Manhattan mom Rosie Pope started her own clothing line, Rosie Pope Maternity, in 2008. This winter, Pope's new reality TV show, "Pregnant in Heels," will debut on Bravo. We sat down with the mompreneur to discuss her inspiration, how she juggles work and family life, and what's next for her brand.
|Quick Facts: Pope lives in Manhattan with her husband of five years, Daron, and their son J.R., 2. Pope is expecting her second child in February.
Rosie Pope spent the better part of a decade pursuing a winding and eclectic career path: Alvin Ailey dancer, model for Italian Vogue, neuroscience student at Columbia; Pope even worked for a private detective. Yet it wasn't until she became pregnant and noticed a void in the maternity marketplace that she says everything started to make sense. In 2008, Pope launched Rosie Pope Maternity, a full collection of sophisticated maternity wear. In just two years, Pope expanded the brand with MomPrep, an extensive schedule of classes, support groups, workshops, and seminars for the mom-to-be, and this winter Pope's new reality TV show, Pregnant in Heels, will debut on Bravo.

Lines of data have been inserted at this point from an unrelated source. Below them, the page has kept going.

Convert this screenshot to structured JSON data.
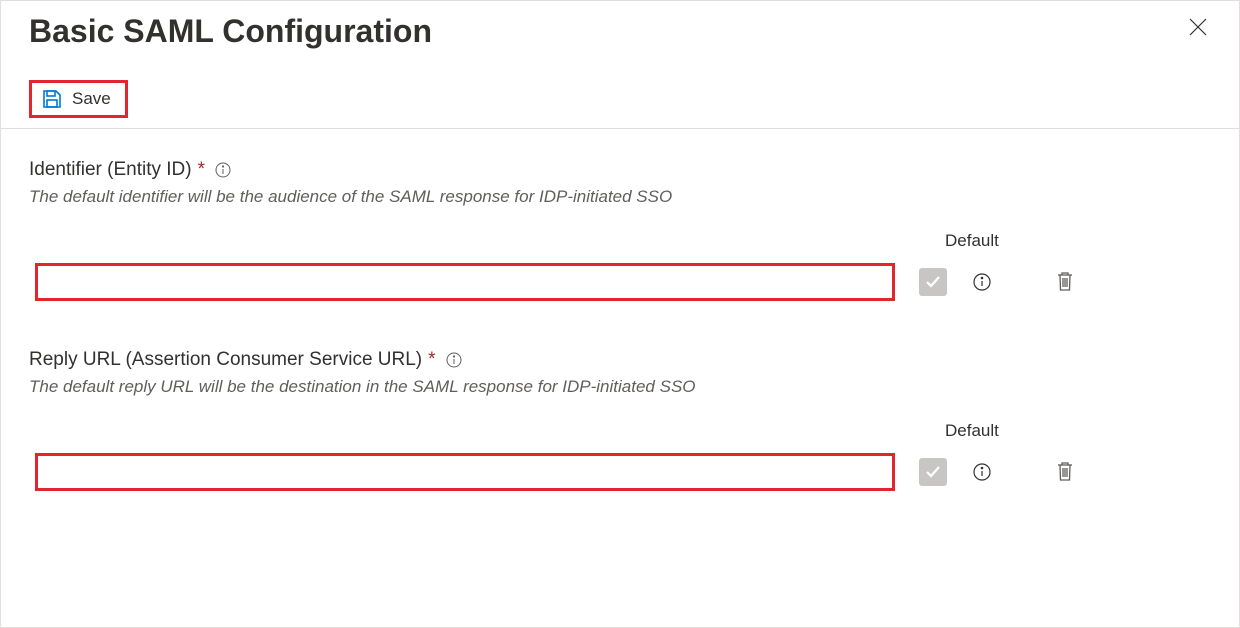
{
  "header": {
    "title": "Basic SAML Configuration"
  },
  "toolbar": {
    "save_label": "Save"
  },
  "sections": {
    "identifier": {
      "label": "Identifier (Entity ID)",
      "description": "The default identifier will be the audience of the SAML response for IDP-initiated SSO",
      "default_header": "Default",
      "input_value": ""
    },
    "reply_url": {
      "label": "Reply URL (Assertion Consumer Service URL)",
      "description": "The default reply URL will be the destination in the SAML response for IDP-initiated SSO",
      "default_header": "Default",
      "input_value": ""
    }
  }
}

What was your inspiration for the brand?
My husband and I wanted to have a big family and somehow he put two and two together that I should be a maternity designer. I thought he was crazy and I totally dismissed it. When I was pregnant, I started thinking maybe he was right, so I got a job at A Pea in the Pod part-time. I thought: If this is a good idea, I need to investigate it. I was just stunned that in this day and age in New York City - being pregnant is such an exciting, amazing time! - that there didn't seem to be a brand that supported that. I couldn't believe that every single person I met really was excited they were pregnant but really wasn't excited about what they would have to go through in terms of maternity clothes. So I decided my husband was onto something, and that's how we launched the business. And weirdly, out of all the bizarre things I've done in the past 10 years, it just makes sense now.
I really didn't ever want to stay just a fashion brand. I wanted to be more of a lifestyle brand for pregnant women and new moms. When I was pregnant with my son I realized that, beyond clothes, there was a huge lack of available education. Again, it astounded me that the places available to take these classes were in the back of a hospital or in a basement somewhere. I didn't think it was deserving of this amazing experience. So that's how MomPrep came about.
What were the steps involved in getting it off the ground?
I handed out flyers to let people know we existed, went to every single event under the sun, and did trunk shows around the country. There's nothing that we didn't do to get the word out. We actually opened the store the day I had my son and right when Lehman Brothers (where my husband worked) went bankrupt. He moved to Barclay's, but he had helped me financially with the company and that all changed. We had to be more resourceful, and I think it made me grow as a
businesswoman a lot quicker than if I could just rely on my husband.
Did you feel confident that the brand would be a success among the large retailers?
The big misconception about our clothes is that we're more expensive than A Pea in the Pod. We actually fall in the same price bracket. Yes, they're a dominant force, but after working there, I wanted to go further to make people happy. And that's where we come in.
What do you wish you would have known before you started?
I'm glad I didn't know anything because I would have been too scared to start it! Naiveté and a lot of passion go a long way.
What were some roadblocks or challenges along the way?
When it's a small business like ours, it's very difficult to find people with the same level of passion and attention to detail that I have. We're still a small company and when we find that person, we'll do anything to keep them - I think it's the most important thing in making a business succeed.
What's one piece of advice you have for a mom who wants to launch a business in the fashion industry?
I think it takes a lot of belief in yourself and your product. Everybody is going to tell you it's one of the hardest industries and it's not going to be possible, but it takes a constant set of small leaps of faith to keep going.
How do you manage a work/life balance?
If it's not scheduled, it's not going to happen. Also, I check the Blackberry at the door [at home], which is the hardest thing to do. There are certain hours when people know they can't contact me because the Blackberry is not going to be on.
We're working on a new website that will be a big place for maternity clothes and other brands. And MomPrep classes will be available through webinars. There is also going to be a much bigger forum for people to talk and be able to collect information about being pregnant and being a new mom.
For more information about Rosie Pope and Rosie Pope Maternity, visit www.rosiepopematernity.com.